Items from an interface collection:
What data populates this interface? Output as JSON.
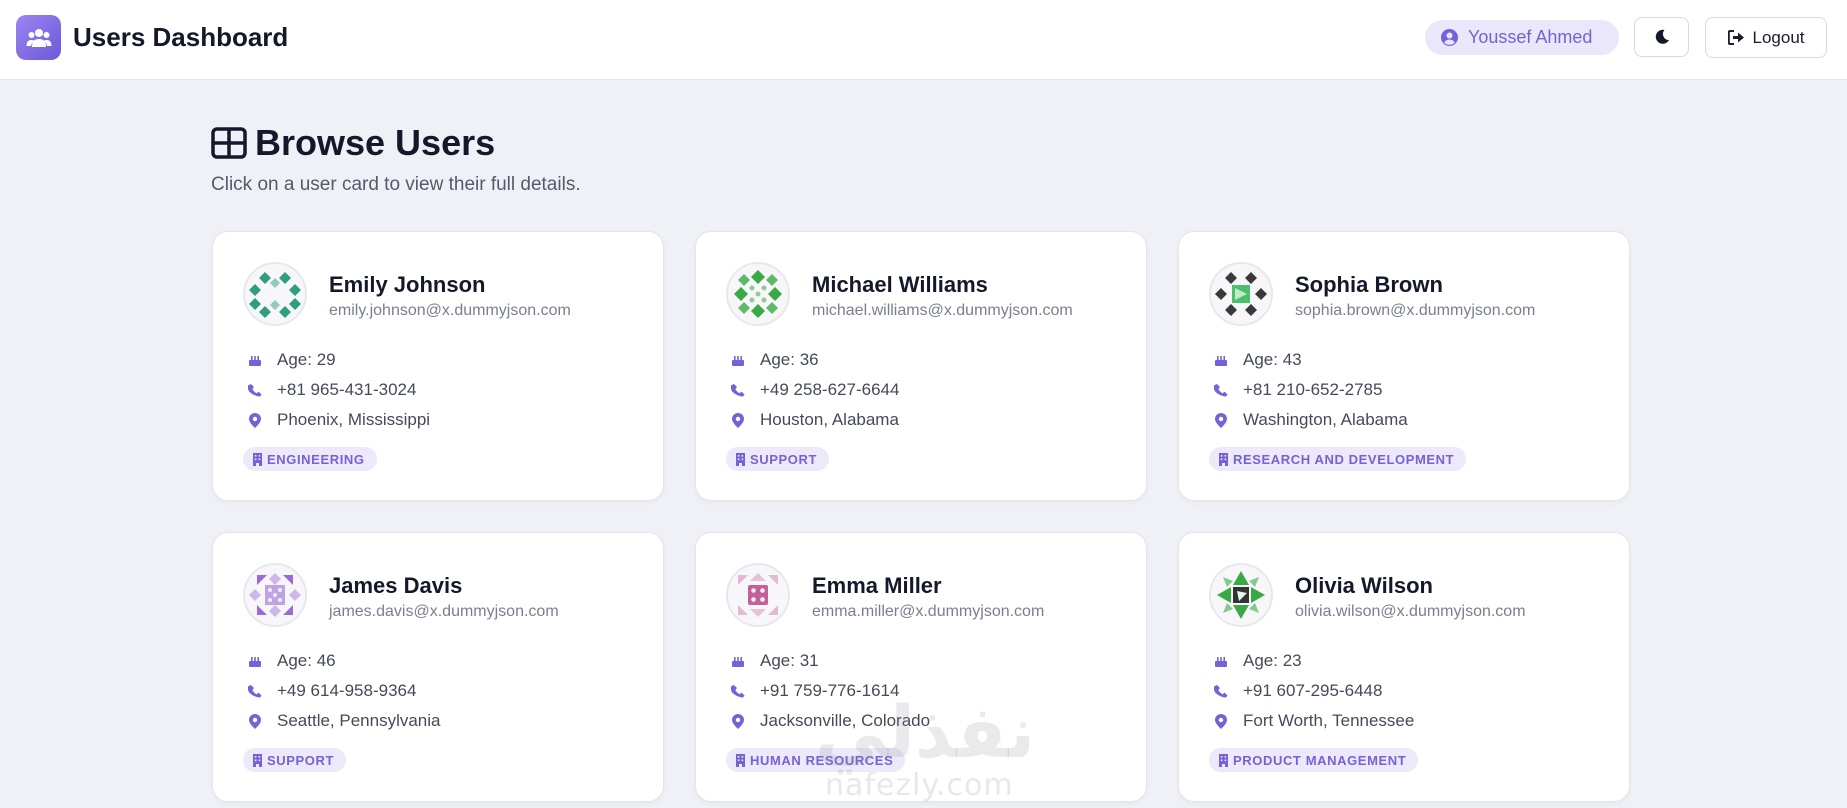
{
  "header": {
    "title": "Users Dashboard",
    "user_name": "Youssef Ahmed",
    "logout_label": "Logout",
    "icons": {
      "logo": "users-icon",
      "user": "user-circle-icon",
      "theme": "moon-icon",
      "logout": "sign-out-icon"
    }
  },
  "page": {
    "title": "Browse Users",
    "subtitle": "Click on a user card to view their full details."
  },
  "colors": {
    "accent": "#7562d6",
    "accent_light": "#ede9fb",
    "background": "#eff1f6"
  },
  "users": [
    {
      "name": "Emily Johnson",
      "email": "emily.johnson@x.dummyjson.com",
      "age": "Age: 29",
      "phone": "+81 965-431-3024",
      "location": "Phoenix, Mississippi",
      "department": "ENGINEERING",
      "avatar_color": "#2f9e7e"
    },
    {
      "name": "Michael Williams",
      "email": "michael.williams@x.dummyjson.com",
      "age": "Age: 36",
      "phone": "+49 258-627-6644",
      "location": "Houston, Alabama",
      "department": "SUPPORT",
      "avatar_color": "#3aa845"
    },
    {
      "name": "Sophia Brown",
      "email": "sophia.brown@x.dummyjson.com",
      "age": "Age: 43",
      "phone": "+81 210-652-2785",
      "location": "Washington, Alabama",
      "department": "RESEARCH AND DEVELOPMENT",
      "avatar_color": "#4cbf6a"
    },
    {
      "name": "James Davis",
      "email": "james.davis@x.dummyjson.com",
      "age": "Age: 46",
      "phone": "+49 614-958-9364",
      "location": "Seattle, Pennsylvania",
      "department": "SUPPORT",
      "avatar_color": "#9b6ad6"
    },
    {
      "name": "Emma Miller",
      "email": "emma.miller@x.dummyjson.com",
      "age": "Age: 31",
      "phone": "+91 759-776-1614",
      "location": "Jacksonville, Colorado",
      "department": "HUMAN RESOURCES",
      "avatar_color": "#c0619c"
    },
    {
      "name": "Olivia Wilson",
      "email": "olivia.wilson@x.dummyjson.com",
      "age": "Age: 23",
      "phone": "+91 607-295-6448",
      "location": "Fort Worth, Tennessee",
      "department": "PRODUCT MANAGEMENT",
      "avatar_color": "#3aa845"
    }
  ],
  "watermark": {
    "arabic": "نفذلي",
    "latin": "nafezly.com"
  }
}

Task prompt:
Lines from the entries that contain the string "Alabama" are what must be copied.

Written response:
      "location": "Houston, Alabama",
      "location": "Washington, Alabama",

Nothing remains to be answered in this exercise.